Some of our dogs will shred their bedding or chew up beds. Some also don’t care for beds or are even scared of them. Our floors are heated though, so they keep plenty warm, even in the winter.

Do you have a vet on staff?

No, we do not. We use Copper Country Veterinary Clinic and Dr. Kathe McMullan for shelter animal vet care.

Do you assist with vet bills or euthanasia?

No, we are not able to help with vet bills or euthanasia. We run on donations, and we do not have the funds to care for our animals as well as the animals of other people. We do however offer a low cost vaccination clinic twice per year (typically in May and October) and when funds are available we offer assistance with spay and neuter.

If someone is unable to adopt a cat or dog but would just like to spend some time with a cat or dog, is that possible?

Absolutely! You are welcome to come in when we are open and spend some time in the cat room, take a dog for a walk, or spend some time with a dog in the yard. You just need to ask a staff member if you would like to see a dog or cat out of their kennel.

What can people who are unable to make financial contributions able to do to help?

You certainly do not have to spend money to make a difference at CCHS! Donating your time is also very helpful! During our open hours you are welcome to hang out in the cat room and socialize cats, walk dogs, or brush dogs/cats. Sometimes we also need help bathing cats/dogs, cleaning, snow shoveling, yard work, etc. Extra help is also needed at events.

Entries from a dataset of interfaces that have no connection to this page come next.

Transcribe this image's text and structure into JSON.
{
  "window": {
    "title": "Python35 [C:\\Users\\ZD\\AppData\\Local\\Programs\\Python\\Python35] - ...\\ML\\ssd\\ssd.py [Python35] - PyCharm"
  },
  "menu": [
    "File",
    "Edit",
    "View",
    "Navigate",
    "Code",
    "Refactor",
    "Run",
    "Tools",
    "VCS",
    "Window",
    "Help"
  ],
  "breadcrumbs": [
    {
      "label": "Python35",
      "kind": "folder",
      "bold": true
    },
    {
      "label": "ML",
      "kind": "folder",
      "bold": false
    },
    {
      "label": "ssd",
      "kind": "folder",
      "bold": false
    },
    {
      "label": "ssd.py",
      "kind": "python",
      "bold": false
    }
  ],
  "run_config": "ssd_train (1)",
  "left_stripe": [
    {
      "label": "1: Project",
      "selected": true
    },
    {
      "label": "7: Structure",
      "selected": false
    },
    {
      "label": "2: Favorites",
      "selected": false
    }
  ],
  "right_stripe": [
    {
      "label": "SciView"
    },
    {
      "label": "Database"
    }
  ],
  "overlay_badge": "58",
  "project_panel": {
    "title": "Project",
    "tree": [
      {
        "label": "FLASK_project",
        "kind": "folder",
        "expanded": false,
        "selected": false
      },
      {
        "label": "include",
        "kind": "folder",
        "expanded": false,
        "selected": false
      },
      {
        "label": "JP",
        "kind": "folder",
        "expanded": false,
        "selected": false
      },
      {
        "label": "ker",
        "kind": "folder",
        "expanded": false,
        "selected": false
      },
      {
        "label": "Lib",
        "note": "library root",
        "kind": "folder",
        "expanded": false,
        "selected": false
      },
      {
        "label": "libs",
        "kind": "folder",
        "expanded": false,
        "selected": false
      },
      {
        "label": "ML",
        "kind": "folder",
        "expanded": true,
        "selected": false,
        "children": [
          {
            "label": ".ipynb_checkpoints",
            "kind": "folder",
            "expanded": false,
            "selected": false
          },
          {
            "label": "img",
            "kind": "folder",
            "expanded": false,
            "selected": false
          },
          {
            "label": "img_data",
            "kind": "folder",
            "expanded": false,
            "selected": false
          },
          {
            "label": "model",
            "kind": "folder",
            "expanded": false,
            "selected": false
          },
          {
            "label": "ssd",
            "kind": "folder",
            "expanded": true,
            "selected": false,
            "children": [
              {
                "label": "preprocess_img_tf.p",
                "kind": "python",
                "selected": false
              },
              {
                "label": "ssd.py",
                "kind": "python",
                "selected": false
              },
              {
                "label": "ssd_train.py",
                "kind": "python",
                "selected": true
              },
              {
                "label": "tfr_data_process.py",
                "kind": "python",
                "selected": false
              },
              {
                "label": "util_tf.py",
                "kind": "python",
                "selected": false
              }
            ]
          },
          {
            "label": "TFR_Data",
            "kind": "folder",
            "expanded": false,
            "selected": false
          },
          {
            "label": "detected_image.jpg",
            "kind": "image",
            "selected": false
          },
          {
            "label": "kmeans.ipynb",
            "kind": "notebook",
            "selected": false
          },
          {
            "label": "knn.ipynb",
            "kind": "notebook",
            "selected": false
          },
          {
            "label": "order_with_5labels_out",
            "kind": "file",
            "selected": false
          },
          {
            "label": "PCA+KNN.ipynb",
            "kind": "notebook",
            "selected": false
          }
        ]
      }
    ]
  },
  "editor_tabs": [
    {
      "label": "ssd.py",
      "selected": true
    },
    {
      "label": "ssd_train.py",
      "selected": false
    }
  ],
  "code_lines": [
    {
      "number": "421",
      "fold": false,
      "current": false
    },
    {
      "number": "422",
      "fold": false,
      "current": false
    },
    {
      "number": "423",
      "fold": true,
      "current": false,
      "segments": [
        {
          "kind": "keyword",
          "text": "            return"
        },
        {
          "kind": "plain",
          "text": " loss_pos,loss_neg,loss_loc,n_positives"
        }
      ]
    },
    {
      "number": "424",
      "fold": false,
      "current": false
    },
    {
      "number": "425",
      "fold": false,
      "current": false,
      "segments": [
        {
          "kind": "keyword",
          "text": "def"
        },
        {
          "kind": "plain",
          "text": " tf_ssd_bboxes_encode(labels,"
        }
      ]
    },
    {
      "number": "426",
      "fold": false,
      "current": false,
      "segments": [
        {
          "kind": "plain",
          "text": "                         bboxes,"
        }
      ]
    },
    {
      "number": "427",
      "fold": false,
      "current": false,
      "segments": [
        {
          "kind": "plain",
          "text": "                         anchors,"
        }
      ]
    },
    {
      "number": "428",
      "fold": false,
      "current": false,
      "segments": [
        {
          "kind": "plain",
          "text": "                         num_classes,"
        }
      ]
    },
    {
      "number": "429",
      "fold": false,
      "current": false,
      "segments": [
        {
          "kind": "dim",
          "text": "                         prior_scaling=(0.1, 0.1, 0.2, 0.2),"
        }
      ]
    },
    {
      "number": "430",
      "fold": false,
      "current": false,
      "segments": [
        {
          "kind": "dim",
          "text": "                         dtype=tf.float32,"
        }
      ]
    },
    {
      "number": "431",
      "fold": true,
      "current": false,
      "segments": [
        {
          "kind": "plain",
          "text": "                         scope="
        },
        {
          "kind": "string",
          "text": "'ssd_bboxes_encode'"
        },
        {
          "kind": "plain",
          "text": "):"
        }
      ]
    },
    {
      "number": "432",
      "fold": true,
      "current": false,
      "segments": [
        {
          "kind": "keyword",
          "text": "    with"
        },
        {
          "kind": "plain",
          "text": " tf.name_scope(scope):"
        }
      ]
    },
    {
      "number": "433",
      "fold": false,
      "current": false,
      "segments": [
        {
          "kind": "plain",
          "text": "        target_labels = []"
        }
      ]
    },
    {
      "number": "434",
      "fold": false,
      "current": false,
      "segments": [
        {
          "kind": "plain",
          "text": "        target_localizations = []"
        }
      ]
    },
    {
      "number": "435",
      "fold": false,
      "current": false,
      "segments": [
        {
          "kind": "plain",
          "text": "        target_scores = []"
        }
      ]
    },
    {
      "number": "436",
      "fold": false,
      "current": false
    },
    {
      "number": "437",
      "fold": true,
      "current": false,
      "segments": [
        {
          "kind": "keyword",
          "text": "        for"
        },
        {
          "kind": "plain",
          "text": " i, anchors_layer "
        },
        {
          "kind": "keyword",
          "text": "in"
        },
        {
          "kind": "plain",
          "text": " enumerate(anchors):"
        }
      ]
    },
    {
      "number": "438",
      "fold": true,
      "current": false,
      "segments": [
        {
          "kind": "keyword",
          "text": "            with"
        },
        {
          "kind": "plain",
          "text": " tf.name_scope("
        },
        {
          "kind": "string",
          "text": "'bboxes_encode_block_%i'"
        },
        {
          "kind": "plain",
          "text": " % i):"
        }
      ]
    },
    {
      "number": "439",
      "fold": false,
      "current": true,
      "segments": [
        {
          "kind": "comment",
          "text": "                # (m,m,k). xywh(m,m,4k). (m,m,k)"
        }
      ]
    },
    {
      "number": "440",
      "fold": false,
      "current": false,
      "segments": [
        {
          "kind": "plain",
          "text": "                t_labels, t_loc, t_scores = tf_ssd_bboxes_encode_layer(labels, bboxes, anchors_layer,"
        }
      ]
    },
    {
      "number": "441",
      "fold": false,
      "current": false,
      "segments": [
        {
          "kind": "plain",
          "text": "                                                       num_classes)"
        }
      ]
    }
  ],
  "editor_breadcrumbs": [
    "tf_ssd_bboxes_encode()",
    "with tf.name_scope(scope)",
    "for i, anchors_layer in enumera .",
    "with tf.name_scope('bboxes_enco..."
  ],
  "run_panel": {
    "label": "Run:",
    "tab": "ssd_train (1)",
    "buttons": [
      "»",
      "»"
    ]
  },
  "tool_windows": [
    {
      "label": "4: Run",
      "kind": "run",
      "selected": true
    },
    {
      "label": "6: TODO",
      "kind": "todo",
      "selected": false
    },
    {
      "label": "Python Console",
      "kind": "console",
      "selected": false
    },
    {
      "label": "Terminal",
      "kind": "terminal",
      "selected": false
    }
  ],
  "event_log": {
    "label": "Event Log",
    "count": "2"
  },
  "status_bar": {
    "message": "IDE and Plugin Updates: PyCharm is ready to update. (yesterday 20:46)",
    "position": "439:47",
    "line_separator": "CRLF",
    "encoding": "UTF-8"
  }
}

We can typically use some help at the Bash, vaccination clinics, and other events. Every month we are also able to collect receipts at Econo Foods  for one day, and we often need people to cover shifts there. Speaking of Econo Foods receipts, if you shop there you can give us your receipts. We get 1% of the money from all the receipts we turn in. If you shop on Amazon you can use Amazon Smile and a percentage of your purchase will come to use at no charge to you.

What sort of opportunities are there for groups to help out?

There are a lot of different opportunities available for groups large and small! When we are open you can come walk dogs and play with cats. (It is always appreciated if you let us know ahead of time if you are bringing a large group). We also have projects we sometimes need help with too like: raking leaves in the fall and various other yard work, returning cans/bottles, extra cleaning before the Bash, etc. We also have a list of ideas for fundraisers if your group is interested in something like that. Donation drives are also super helpful, though it is a good idea to contact the shelter ahead of time to check on what we might be in need of. Making toys, scratching posts, and other things for the shelter animals is also another fun group activity. Contact the shelter if your group is interested in helping out CCHS.